● EXERCISE: Nothing but an exact repetition of the entries should appear in the answer.

● EXCERPTED RECORDS:

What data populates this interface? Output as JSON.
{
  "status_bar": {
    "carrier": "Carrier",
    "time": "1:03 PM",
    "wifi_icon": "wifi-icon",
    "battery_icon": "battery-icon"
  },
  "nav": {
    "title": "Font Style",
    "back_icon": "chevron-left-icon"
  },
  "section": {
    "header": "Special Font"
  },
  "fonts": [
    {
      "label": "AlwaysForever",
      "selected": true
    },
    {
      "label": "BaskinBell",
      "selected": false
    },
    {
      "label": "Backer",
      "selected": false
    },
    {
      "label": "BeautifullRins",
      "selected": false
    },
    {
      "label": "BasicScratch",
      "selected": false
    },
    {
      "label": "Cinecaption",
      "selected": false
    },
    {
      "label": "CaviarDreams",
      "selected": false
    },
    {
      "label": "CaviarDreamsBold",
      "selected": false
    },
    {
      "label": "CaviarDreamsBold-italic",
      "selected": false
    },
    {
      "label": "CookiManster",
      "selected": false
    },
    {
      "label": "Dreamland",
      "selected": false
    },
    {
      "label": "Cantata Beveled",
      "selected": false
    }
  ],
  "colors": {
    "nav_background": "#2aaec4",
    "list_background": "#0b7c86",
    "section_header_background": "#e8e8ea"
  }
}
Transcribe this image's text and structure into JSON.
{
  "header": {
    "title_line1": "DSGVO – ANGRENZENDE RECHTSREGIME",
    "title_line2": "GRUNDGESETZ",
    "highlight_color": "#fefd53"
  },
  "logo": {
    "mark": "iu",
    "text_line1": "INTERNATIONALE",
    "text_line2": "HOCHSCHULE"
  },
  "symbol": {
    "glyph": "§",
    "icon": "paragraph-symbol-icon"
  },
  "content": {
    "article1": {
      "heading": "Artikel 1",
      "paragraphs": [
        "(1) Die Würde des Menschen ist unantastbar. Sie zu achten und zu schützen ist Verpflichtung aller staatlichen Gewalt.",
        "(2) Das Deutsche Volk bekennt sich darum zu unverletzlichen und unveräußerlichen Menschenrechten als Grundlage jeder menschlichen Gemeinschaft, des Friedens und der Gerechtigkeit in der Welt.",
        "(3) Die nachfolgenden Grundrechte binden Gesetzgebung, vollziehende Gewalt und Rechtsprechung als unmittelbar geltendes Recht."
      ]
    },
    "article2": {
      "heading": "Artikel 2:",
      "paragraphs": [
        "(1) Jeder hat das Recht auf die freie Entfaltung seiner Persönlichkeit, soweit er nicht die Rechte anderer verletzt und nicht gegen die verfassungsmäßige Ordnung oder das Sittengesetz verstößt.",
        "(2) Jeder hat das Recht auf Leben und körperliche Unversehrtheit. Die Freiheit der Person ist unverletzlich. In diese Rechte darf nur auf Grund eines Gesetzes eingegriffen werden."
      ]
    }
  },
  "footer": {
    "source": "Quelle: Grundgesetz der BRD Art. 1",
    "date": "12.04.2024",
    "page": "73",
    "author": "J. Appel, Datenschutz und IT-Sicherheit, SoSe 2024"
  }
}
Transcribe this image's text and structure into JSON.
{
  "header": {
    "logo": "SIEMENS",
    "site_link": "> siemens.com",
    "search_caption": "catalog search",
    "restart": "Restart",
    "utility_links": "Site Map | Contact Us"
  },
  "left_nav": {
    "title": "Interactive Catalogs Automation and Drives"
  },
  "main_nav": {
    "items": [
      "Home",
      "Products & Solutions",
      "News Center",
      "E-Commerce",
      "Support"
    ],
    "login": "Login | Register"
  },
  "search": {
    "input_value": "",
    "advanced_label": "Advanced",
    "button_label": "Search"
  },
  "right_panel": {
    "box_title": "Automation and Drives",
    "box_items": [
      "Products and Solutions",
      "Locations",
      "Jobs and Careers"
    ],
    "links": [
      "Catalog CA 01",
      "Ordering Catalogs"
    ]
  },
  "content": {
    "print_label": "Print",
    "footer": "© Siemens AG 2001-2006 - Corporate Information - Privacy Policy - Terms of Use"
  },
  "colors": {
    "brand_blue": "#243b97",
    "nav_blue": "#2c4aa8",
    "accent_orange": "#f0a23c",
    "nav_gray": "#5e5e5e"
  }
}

● ANSWER FOR THIS EXERCISE:
What data populates this interface? Output as JSON.
{
  "status_bar": {
    "carrier": "Carrier",
    "time": "1:03 PM",
    "wifi_icon": "wifi-icon",
    "battery_icon": "battery-icon"
  },
  "nav": {
    "title": "Font Style",
    "back_icon": "chevron-left-icon"
  },
  "section": {
    "header": "Special Font"
  },
  "fonts": [
    {
      "label": "AlwaysForever",
      "selected": true
    },
    {
      "label": "BaskinBell",
      "selected": false
    },
    {
      "label": "Backer",
      "selected": false
    },
    {
      "label": "BeautifullRins",
      "selected": false
    },
    {
      "label": "BasicScratch",
      "selected": false
    },
    {
      "label": "Cinecaption",
      "selected": false
    },
    {
      "label": "CaviarDreams",
      "selected": false
    },
    {
      "label": "CaviarDreamsBold",
      "selected": false
    },
    {
      "label": "CaviarDreamsBold-italic",
      "selected": false
    },
    {
      "label": "CookiManster",
      "selected": false
    },
    {
      "label": "Dreamland",
      "selected": false
    },
    {
      "label": "Cantata Beveled",
      "selected": false
    }
  ],
  "colors": {
    "nav_background": "#2aaec4",
    "list_background": "#0b7c86",
    "section_header_background": "#e8e8ea"
  }
}
Transcribe this image's text and structure into JSON.
{
  "header": {
    "title_line1": "DSGVO – ANGRENZENDE RECHTSREGIME",
    "title_line2": "GRUNDGESETZ",
    "highlight_color": "#fefd53"
  },
  "logo": {
    "mark": "iu",
    "text_line1": "INTERNATIONALE",
    "text_line2": "HOCHSCHULE"
  },
  "symbol": {
    "glyph": "§",
    "icon": "paragraph-symbol-icon"
  },
  "content": {
    "article1": {
      "heading": "Artikel 1",
      "paragraphs": [
        "(1) Die Würde des Menschen ist unantastbar. Sie zu achten und zu schützen ist Verpflichtung aller staatlichen Gewalt.",
        "(2) Das Deutsche Volk bekennt sich darum zu unverletzlichen und unveräußerlichen Menschenrechten als Grundlage jeder menschlichen Gemeinschaft, des Friedens und der Gerechtigkeit in der Welt.",
        "(3) Die nachfolgenden Grundrechte binden Gesetzgebung, vollziehende Gewalt und Rechtsprechung als unmittelbar geltendes Recht."
      ]
    },
    "article2": {
      "heading": "Artikel 2:",
      "paragraphs": [
        "(1) Jeder hat das Recht auf die freie Entfaltung seiner Persönlichkeit, soweit er nicht die Rechte anderer verletzt und nicht gegen die verfassungsmäßige Ordnung oder das Sittengesetz verstößt.",
        "(2) Jeder hat das Recht auf Leben und körperliche Unversehrtheit. Die Freiheit der Person ist unverletzlich. In diese Rechte darf nur auf Grund eines Gesetzes eingegriffen werden."
      ]
    }
  },
  "footer": {
    "source": "Quelle: Grundgesetz der BRD Art. 1",
    "date": "12.04.2024",
    "page": "73",
    "author": "J. Appel, Datenschutz und IT-Sicherheit, SoSe 2024"
  }
}
Transcribe this image's text and structure into JSON.
{
  "header": {
    "logo": "SIEMENS",
    "site_link": "> siemens.com",
    "search_caption": "catalog search",
    "restart": "Restart",
    "utility_links": "Site Map | Contact Us"
  },
  "left_nav": {
    "title": "Interactive Catalogs Automation and Drives"
  },
  "main_nav": {
    "items": [
      "Home",
      "Products & Solutions",
      "News Center",
      "E-Commerce",
      "Support"
    ],
    "login": "Login | Register"
  },
  "search": {
    "input_value": "",
    "advanced_label": "Advanced",
    "button_label": "Search"
  },
  "right_panel": {
    "box_title": "Automation and Drives",
    "box_items": [
      "Products and Solutions",
      "Locations",
      "Jobs and Careers"
    ],
    "links": [
      "Catalog CA 01",
      "Ordering Catalogs"
    ]
  },
  "content": {
    "print_label": "Print",
    "footer": "© Siemens AG 2001-2006 - Corporate Information - Privacy Policy - Terms of Use"
  },
  "colors": {
    "brand_blue": "#243b97",
    "nav_blue": "#2c4aa8",
    "accent_orange": "#f0a23c",
    "nav_gray": "#5e5e5e"
  }
}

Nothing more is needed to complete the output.